Following his retirement from competitive skating, Yuri was involved in a number of activities including coaching, skating professionally and even appearing in a movie.
In 1980, he became a mentor to Igor Bobrin (1981 European champion and World bronze medalist). Due to his friendship with ballet dancer Mikhail Baryshnikov who defected from the Soviet Union in 1974, Yuri was not allowed to leave the USSR for some time and hence, couldn’t accompany Bobrin at international competitions; Sergei Volkov was traveling with his student instead.
Igor Bobrin was an heir of Ovchinnikov’s artistic legacy and carried it further to the podium – all his competitive programs were renowned for their unconventional detailed choreography, and Igor made a name of himself internationally as being one of the most original, musical and expressive skaters of his time.
In 1980, Ovchinnikov also dabbled into acting with an appearance in the comedy musical “Fantasy on a love theme”, starring as the romantic interest of the main heroine. Unfortunately, I have not had the chance to see the film so I cannot provide a proper review of the movie and Yuri’s acting (for the ones interested and speaking Russian, the whole movie is available on Youtube). Below is a short, somewhat surreal extract from the movie masterfully showcasing Yuri’s absolutely mesmerizing skating :
Additionally, in 1983 Yuri also became involved in Tatiana Tarasova’s ice theatre show “All Stars” where he was active as a director, choreographer and solo performer. He performed internationally in shows until 1991, also touring with Olympic ice dance champions Jane Torvill and Christopher Dean for a number of years.
Following his professional skating career, he relocated with his family to San Diego, USA where he worked as a coach for almost 20 years. Ovchinnikov returned to Russia in 2010 and became an advisor to the Russian Olympic Committee. Occasionally, he also hosts skating lessons and master classes at the GUM skating rink on Moscow’s Red Square.
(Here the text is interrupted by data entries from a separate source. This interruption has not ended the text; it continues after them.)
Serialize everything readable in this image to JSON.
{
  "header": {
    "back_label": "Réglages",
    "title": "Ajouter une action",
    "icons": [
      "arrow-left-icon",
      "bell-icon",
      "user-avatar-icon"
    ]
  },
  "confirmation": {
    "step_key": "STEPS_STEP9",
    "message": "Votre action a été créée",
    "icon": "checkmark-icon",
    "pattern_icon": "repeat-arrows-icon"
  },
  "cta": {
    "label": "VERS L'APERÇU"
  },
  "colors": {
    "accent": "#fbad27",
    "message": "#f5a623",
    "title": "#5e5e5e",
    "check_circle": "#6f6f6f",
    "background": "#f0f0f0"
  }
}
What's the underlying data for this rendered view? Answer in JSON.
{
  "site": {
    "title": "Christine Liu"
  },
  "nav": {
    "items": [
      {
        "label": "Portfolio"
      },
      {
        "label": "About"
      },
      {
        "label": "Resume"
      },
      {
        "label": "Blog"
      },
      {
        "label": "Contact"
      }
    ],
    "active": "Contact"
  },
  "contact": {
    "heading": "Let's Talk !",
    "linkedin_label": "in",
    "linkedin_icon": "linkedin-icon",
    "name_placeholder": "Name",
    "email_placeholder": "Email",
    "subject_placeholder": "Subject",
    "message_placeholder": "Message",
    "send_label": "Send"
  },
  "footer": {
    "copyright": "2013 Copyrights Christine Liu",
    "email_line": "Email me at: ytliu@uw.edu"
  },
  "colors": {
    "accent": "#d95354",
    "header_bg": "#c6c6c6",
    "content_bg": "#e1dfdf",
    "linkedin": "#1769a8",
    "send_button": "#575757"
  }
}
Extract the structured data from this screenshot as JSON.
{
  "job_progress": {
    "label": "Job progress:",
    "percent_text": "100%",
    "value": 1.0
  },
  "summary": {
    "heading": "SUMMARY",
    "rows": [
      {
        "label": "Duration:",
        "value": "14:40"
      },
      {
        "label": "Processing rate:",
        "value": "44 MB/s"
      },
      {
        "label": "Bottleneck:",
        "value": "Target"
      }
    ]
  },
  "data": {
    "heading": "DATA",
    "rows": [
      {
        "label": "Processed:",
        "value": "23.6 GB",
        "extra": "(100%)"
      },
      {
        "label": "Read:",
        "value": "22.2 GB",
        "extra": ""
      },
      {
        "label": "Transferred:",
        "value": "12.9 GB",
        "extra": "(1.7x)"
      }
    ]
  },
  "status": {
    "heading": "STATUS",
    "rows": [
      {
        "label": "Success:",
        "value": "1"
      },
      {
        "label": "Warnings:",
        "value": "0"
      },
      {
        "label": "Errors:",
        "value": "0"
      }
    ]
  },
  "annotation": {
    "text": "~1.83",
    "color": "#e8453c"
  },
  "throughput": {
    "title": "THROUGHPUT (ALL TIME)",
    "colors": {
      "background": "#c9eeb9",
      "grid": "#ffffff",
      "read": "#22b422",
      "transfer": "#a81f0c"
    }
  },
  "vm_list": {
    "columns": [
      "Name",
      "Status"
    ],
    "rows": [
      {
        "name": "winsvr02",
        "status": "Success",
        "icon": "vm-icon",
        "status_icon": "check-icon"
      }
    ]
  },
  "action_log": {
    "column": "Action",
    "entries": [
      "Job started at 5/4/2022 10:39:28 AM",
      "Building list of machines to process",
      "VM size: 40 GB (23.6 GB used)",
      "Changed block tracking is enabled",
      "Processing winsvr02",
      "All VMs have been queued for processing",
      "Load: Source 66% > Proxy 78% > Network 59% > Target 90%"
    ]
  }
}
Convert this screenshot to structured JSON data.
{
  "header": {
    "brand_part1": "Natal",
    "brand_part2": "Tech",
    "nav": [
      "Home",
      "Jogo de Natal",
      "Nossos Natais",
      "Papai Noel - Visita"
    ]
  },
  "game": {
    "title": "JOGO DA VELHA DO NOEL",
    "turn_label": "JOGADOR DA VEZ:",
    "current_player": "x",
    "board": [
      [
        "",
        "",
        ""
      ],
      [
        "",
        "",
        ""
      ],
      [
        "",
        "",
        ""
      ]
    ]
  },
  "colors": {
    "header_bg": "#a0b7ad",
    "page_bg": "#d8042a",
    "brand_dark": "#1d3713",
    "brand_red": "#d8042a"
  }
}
Yuri Ovchinnikov was a true artist – with amazing ability to feel and interpret the music and his elegant yet unusually expressive and passionate style, he blended the lines between competitive sport and theatre spectacle on ice. His unique combination of artistry and athleticism as evident in his gravity-defying jumps made him a truly special athlete. Being born at the wrong time, he faced strong competition from fellow soviet skaters who were unbeatable in compulsory figures but lacked the fire and presentation skills to deliver an outstanding free skate – and this was what audiences were truly looking for when watching figure skating.
Despite never having won the big medals, Yuri deserves his place in skating history – he was an unsung hero emerging together with a new wave of skaters in the 70s who transformed the sport and shifted the focus from the formulaic school figures to a real spectacle where athleticism and art come together, thus paving the way for future generations to come.
Yuri Ovchinnikov – Wikipedia article (in Englishand Russian)
Nataliya Bagarovskaya – Yuri Ovchinnikov: A figure skater among multiple great soviet athletes (FB) – http://fb.ru/article/316892/yuriy-ovchinnikov—figurist-iz-pleyadyi-velikih-sovetskih-sportsmenov
The Endless Track of the Skates Blog by Larissa Marinicheva- Yuri Ovchinnikov: https://www.sports.ru/tribuna/blogs/lamarin777/789255.html
A very detailed interview Y. Ovchinnikov gave to Boss Mag in 2012 plus bonus – short biography: http://www.bossmag.ru/archiv/2012/boss-06-2012-g/yuriy-ovchinnikov-zhit-interesnoy-zhiznyu.html
Yuri Ovchinnikov at the GUM Skating Rink – https://gumrussia.com/news/332625/14.01.2017/
Another article about Yuri’s experience at the GUM by Radio Mayak – http://radiomayak.ru/news/article/id/592853/
One Reply to “Yuri Ovchinnikov – A genius born in the wrong era”
Thank you very much for this article, Claudia and the possibility to recall once more such amazing skater which Yuri Ovchinnikov was. I saw him in autumn at the Mariinsky Theatre at a ballet performance. He was easily recognisible.